The problem is doing it consistently. The problem is doing it when I wake up hating the world and myself. The problem is doing it when my brain gets stuck in its awful feedback loop that paralyzes me and leaves me feeling like crap. Whatever I feel the most guilty about (e.g. Schmoozer‘s suffering and death), it makes me relive the moment of my horrendous failure, the crushing guilt, the devastating grief, the simmering anger. It rips me to shreds and leaves me lying there bleeding.

“Exercise is great for treating depression.”

“Think of one positive thing.”

Don’t get me wrong. The people who say these things are trying to help. They care a great deal. And I appreciate that they’re trying to help me. I want to take their advice, not just complain about it.

But they’re not here to remind me of these things when I need them the most, such as before my brain gets stuck. When I just woke up. When I’m on Facebook instead of exercising.

I think I said it best in my reply to someone’s comment on my post, A Cure for Anxious Depression:

I’ve been increasingly feeling like I need someone to get me going in the morning, get me to exercise, make sure I’m eating healthy (including cooking for me when I don’t have the energy) and taking my supplements, remind me to think those positive thoughts. But I can’t ask my mom to do it and I think that would be a lot to ask of Fox, especially since he could use the encouragement, too. Hiring someone to do those things isn’t really an option; I’d practically need the person to live with me.

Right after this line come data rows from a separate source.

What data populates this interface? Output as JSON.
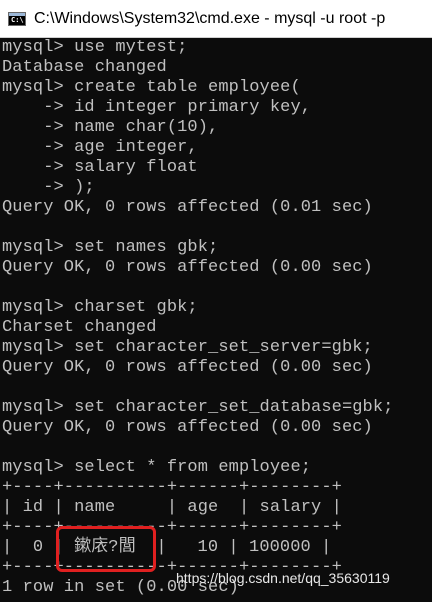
{
  "window": {
    "title": "C:\\Windows\\System32\\cmd.exe - mysql  -u root -p",
    "icon_label": "C:\\"
  },
  "console": {
    "lines": [
      "mysql> use mytest;",
      "Database changed",
      "mysql> create table employee(",
      "    -> id integer primary key,",
      "    -> name char(10),",
      "    -> age integer,",
      "    -> salary float",
      "    -> );",
      "Query OK, 0 rows affected (0.01 sec)",
      "",
      "mysql> set names gbk;",
      "Query OK, 0 rows affected (0.00 sec)",
      "",
      "mysql> charset gbk;",
      "Charset changed",
      "mysql> set character_set_server=gbk;",
      "Query OK, 0 rows affected (0.00 sec)",
      "",
      "mysql> set character_set_database=gbk;",
      "Query OK, 0 rows affected (0.00 sec)",
      "",
      "mysql> select * from employee;",
      "+----+----------+------+--------+",
      "| id | name     | age  | salary |",
      "+----+----------+------+--------+",
      "|  0 | 鏉庡?閭  |   10 | 100000 |",
      "+----+----------+------+--------+",
      "1 row in set (0.00 sec)"
    ]
  },
  "watermark": "https://blog.csdn.net/qq_35630119"
}
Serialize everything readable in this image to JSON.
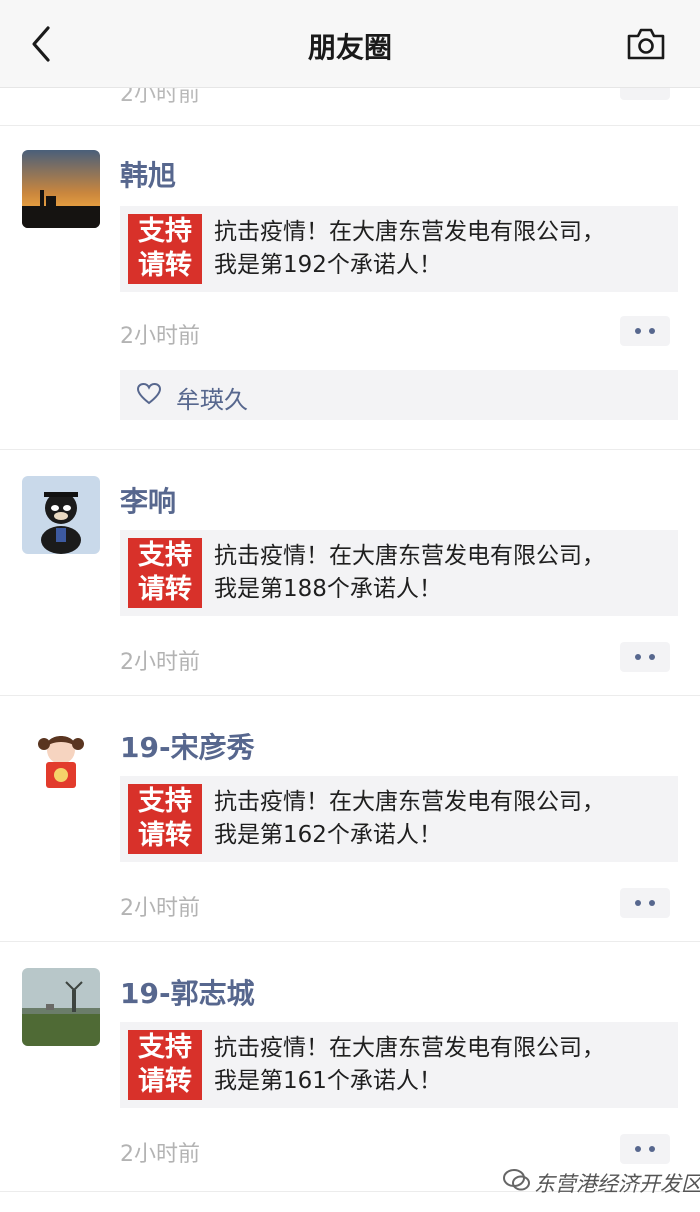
{
  "nav": {
    "title": "朋友圈",
    "back_icon": "chevron-left-icon",
    "camera_icon": "camera-icon"
  },
  "previous_post": {
    "time": "2小时前"
  },
  "posts": [
    {
      "author": "韩旭",
      "thumb_line1": "支持",
      "thumb_line2": "请转",
      "text_line1": "抗击疫情！在大唐东营发电有限公司，",
      "text_line2": "我是第192个承诺人！",
      "time": "2小时前",
      "like_name": "牟瑛久"
    },
    {
      "author": "李响",
      "thumb_line1": "支持",
      "thumb_line2": "请转",
      "text_line1": "抗击疫情！在大唐东营发电有限公司，",
      "text_line2": "我是第188个承诺人！",
      "time": "2小时前"
    },
    {
      "author": "19-宋彦秀",
      "thumb_line1": "支持",
      "thumb_line2": "请转",
      "text_line1": "抗击疫情！在大唐东营发电有限公司，",
      "text_line2": "我是第162个承诺人！",
      "time": "2小时前"
    },
    {
      "author": "19-郭志城",
      "thumb_line1": "支持",
      "thumb_line2": "请转",
      "text_line1": "抗击疫情！在大唐东营发电有限公司，",
      "text_line2": "我是第161个承诺人！",
      "time": "2小时前"
    }
  ],
  "watermark": {
    "text": "东营港经济开发区"
  },
  "colors": {
    "author_blue": "#57678e",
    "share_red": "#d8312a",
    "card_bg": "#f3f3f5"
  }
}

I’ve been thinking about this a lot. Even if it is possible to hire someone to live with me (that would get awkward, considering Fox & I have a one-bedroom apartment!) and dedicate all their time and energy to making sure I’m doing what I need to take care of myself, there is no way in hell I’d be able to afford their fee. No way! And besides, it seems a really cruel thing to ask of another human being.

Enter Jarvis, stage left. He’s an artificial intelligence who helps Tony Stark do absolutely amazing things in the Iron Man movies. He helps design Stark’s suits, is essentially their operating system, and is there interacting with Stark throughout his adventures. A constant companion who is calm, provides useful information, never gets angry, never berates Stark, and even reminds him of things like the importance of sleep. He’s always on, always paying attention; he always seems to notice and care when Stark is having a hard time.

Oh how I wish I had something like that! Something that would wake me up in the morning with a reminder of what’s good in my life and encouragement to have a nice healthy satisfying breakfast. Something that would tell me when it’s time to take my supplements and exercise and go to bed. Something that would be able to tell when I was feeling so sad and/or anxious it was interfering with my ability to function. Something that could say just the right thing to stop the feedback loop and bring me back to reality. Something that could come everywhere with me, a constant companion, who would exist solely to meet the needs that weren’t met when I was a child and can’t be met in my current, adult relationships. Something I could program on the days when my brain is working, to compensate for when it isn’t.

I’m pretty sure such a program doesn’t exist – yet. But the pieces are there, scattered about in existing technology, just waiting to be combined and used.

Going back to the metaphor in my last post: There are blocks of varying shapes and sizes; bins full of zebras, giraffes, and lionesses; straight and curved train track pieces that all fit perfectly together; and in the palm of my hand is the engine of the train. I even have some ideas about how to get started.

But this time I’m asking the other kids to build a zoo with me, so we’ll all get to play with it once it’s finished and no one will want to knock it down.

Dear readers, you are the other kids. If any of this sounds at all intriguing, please contact me! The best ways to do so (in this order) are to comment on this post, fill out this web form, or email ziyatam@hotmail.com. I could really use some help from one or more people experienced in computer programming and/or software engineering.

What do you think about using a computer program or app as support for improving mental health?

What would you want such a program or app to be able to do?

How can we make the program or app accessible to everyone?